● Work to complete
Could you copy each line of the listing that holds "місця"?

=== Section Start ===

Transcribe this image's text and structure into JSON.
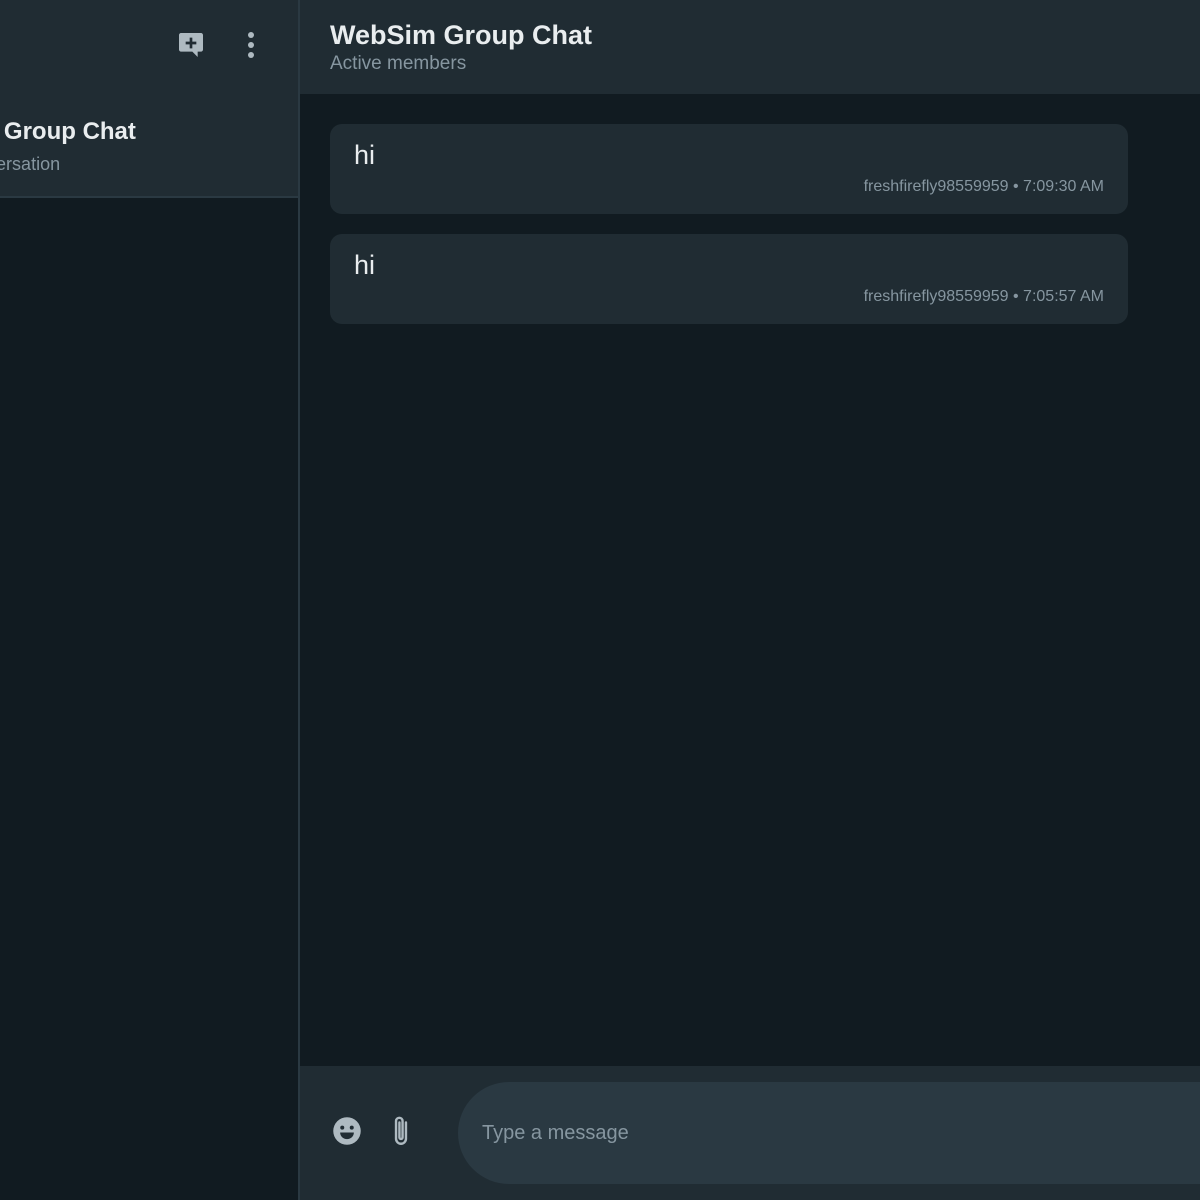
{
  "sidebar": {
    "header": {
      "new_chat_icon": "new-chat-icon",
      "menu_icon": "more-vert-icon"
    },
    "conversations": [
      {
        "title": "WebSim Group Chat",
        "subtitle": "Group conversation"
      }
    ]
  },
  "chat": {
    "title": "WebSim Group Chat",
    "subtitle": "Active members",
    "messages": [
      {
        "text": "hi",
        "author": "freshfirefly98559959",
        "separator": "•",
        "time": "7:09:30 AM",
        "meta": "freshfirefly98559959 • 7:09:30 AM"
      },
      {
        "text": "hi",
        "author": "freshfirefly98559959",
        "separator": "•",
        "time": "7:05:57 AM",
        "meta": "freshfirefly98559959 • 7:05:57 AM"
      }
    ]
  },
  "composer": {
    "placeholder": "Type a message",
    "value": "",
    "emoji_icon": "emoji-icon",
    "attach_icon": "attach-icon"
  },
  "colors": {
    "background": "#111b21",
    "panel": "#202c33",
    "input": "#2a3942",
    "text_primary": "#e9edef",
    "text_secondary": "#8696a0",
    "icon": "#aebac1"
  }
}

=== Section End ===
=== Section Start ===

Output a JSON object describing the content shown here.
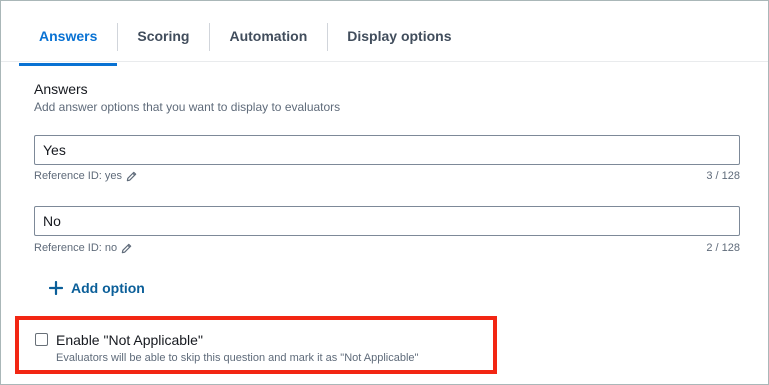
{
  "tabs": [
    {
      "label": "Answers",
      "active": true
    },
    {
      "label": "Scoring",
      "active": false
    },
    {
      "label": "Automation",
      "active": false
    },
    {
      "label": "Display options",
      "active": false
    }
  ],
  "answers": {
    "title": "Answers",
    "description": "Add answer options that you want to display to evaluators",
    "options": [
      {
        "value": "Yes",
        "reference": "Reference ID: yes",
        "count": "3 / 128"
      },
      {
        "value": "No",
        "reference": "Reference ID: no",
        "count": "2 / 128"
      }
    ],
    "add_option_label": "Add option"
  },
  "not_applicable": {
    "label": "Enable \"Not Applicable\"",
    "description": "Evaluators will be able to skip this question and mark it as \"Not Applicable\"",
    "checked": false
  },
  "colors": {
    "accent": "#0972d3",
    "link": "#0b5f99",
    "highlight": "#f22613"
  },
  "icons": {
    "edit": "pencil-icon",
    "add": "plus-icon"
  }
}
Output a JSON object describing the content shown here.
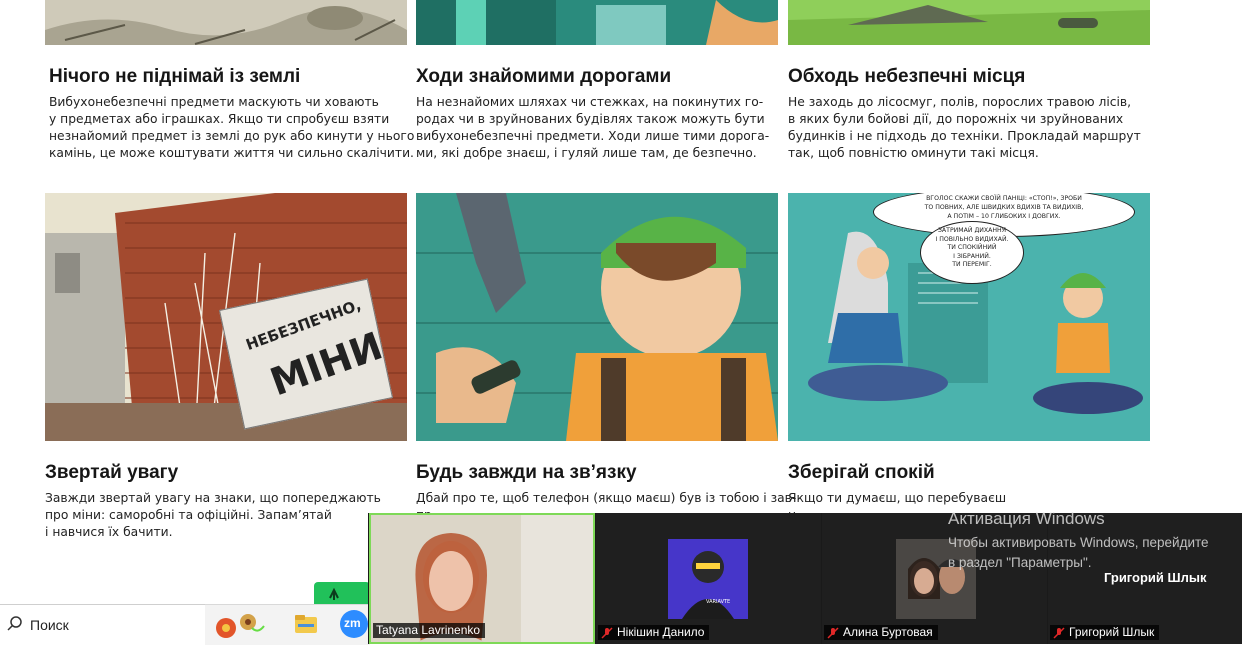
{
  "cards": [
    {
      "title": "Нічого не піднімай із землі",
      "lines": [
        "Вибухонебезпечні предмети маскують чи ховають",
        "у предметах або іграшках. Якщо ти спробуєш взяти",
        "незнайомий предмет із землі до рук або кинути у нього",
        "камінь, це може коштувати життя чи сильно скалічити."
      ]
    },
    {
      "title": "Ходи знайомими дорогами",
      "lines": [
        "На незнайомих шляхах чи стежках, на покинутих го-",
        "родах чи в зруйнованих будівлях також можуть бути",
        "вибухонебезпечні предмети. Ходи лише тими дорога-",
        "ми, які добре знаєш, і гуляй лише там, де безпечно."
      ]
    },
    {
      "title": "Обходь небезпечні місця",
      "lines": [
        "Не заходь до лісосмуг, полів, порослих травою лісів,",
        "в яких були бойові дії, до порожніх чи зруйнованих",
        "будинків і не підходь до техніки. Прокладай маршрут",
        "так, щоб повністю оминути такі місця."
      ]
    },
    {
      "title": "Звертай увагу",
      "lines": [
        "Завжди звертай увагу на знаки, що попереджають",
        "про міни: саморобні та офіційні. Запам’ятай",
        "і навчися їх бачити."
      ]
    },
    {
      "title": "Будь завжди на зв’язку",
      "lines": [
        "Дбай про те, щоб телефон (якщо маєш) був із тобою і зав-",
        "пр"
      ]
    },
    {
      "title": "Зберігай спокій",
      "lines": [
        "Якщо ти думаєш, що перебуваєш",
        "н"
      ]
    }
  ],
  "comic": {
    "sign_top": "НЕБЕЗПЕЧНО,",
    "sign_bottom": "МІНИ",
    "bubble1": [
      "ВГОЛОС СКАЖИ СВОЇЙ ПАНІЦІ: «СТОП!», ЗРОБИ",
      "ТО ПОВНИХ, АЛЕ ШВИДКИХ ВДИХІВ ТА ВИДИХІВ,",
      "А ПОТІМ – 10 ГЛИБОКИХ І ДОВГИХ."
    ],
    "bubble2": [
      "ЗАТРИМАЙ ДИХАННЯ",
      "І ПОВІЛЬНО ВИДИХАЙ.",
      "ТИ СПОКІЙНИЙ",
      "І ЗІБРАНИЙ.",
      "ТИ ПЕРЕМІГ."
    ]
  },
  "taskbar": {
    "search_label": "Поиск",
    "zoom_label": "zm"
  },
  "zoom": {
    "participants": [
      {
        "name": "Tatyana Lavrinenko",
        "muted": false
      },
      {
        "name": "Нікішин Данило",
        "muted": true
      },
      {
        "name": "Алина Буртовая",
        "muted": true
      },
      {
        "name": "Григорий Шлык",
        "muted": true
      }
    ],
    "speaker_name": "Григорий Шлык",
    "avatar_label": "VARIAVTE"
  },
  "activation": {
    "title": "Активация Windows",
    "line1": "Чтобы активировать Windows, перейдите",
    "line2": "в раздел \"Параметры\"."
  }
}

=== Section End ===
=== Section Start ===

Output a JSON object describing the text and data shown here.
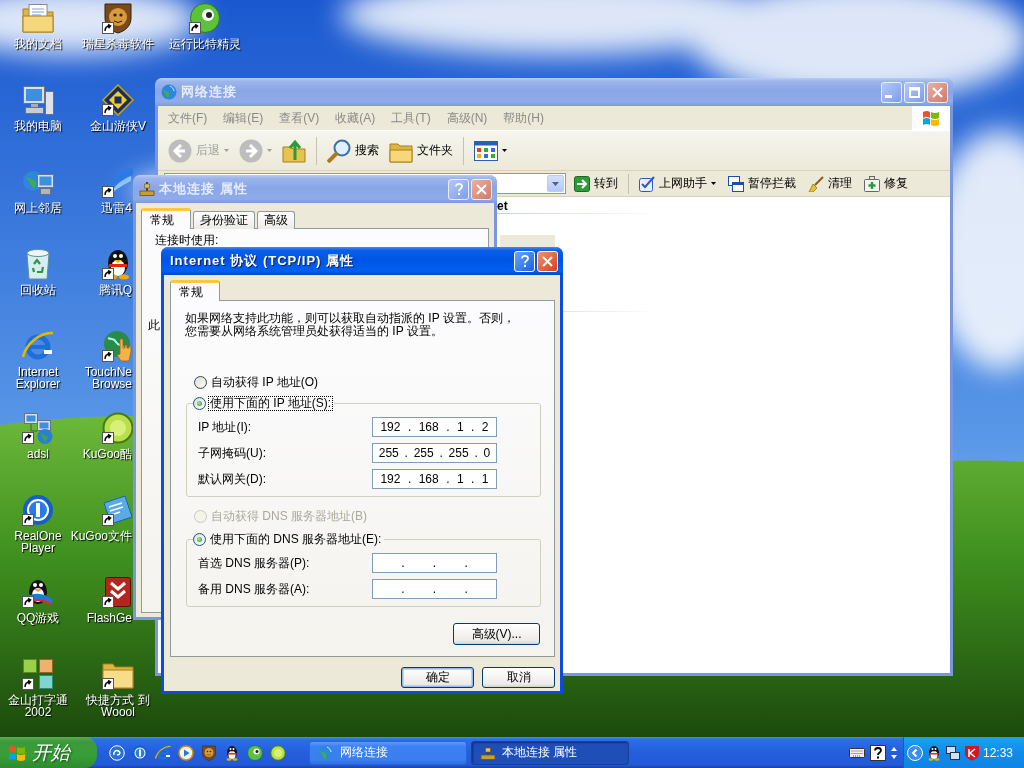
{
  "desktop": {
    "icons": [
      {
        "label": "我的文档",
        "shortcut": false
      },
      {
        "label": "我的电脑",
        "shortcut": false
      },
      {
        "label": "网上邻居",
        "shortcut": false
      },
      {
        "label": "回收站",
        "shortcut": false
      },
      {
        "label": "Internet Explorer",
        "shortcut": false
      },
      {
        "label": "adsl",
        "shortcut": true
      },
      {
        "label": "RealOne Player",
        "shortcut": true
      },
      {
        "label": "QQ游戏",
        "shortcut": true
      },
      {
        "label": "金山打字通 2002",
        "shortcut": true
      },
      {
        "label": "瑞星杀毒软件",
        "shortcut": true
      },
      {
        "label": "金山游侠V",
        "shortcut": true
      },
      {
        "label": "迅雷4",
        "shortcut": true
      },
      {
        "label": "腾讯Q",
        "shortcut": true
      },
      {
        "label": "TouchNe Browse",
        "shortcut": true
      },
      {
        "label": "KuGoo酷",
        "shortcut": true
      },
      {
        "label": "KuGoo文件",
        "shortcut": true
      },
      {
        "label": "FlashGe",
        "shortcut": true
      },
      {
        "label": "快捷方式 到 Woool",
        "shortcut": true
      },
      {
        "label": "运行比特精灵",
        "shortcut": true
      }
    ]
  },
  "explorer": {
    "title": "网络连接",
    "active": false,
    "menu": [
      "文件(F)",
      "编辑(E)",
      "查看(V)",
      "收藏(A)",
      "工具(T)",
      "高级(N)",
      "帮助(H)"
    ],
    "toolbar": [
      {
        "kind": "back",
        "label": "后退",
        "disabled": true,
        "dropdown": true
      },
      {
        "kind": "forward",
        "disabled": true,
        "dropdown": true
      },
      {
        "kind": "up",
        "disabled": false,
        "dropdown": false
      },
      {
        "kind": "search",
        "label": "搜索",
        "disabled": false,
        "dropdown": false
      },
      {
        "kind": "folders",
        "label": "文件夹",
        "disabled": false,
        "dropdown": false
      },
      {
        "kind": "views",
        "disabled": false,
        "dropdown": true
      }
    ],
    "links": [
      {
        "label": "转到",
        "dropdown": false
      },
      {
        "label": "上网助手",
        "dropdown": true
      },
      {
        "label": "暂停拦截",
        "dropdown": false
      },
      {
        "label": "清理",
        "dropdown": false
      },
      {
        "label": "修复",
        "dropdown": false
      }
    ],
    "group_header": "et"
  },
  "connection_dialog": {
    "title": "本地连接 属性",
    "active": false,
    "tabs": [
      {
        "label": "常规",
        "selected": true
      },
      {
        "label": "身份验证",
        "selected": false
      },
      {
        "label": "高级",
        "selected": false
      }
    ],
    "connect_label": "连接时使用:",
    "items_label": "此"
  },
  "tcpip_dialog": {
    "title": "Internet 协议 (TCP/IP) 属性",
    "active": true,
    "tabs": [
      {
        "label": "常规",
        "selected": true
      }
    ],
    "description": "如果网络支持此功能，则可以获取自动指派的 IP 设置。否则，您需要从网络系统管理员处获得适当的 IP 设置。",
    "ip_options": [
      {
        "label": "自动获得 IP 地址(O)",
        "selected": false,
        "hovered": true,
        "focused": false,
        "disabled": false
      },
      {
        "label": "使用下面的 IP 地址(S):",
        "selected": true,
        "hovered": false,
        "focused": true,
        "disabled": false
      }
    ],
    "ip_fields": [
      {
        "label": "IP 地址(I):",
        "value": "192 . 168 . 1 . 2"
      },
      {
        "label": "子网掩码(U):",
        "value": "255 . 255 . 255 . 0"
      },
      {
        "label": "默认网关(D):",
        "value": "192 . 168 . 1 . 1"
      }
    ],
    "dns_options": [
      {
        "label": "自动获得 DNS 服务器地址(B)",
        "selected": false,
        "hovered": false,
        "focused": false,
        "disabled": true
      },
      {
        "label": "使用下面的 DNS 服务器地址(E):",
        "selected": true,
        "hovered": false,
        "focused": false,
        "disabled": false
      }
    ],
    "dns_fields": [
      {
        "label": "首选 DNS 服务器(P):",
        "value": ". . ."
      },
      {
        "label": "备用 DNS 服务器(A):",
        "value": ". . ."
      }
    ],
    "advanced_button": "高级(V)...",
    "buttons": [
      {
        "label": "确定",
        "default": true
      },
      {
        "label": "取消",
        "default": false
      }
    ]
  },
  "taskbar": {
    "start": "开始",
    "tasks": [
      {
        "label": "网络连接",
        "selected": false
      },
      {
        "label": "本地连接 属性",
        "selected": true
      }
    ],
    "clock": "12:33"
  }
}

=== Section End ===

● Task response
      "title": "Обходь небезпечні місця",
        "так, щоб повністю оминути такі місця."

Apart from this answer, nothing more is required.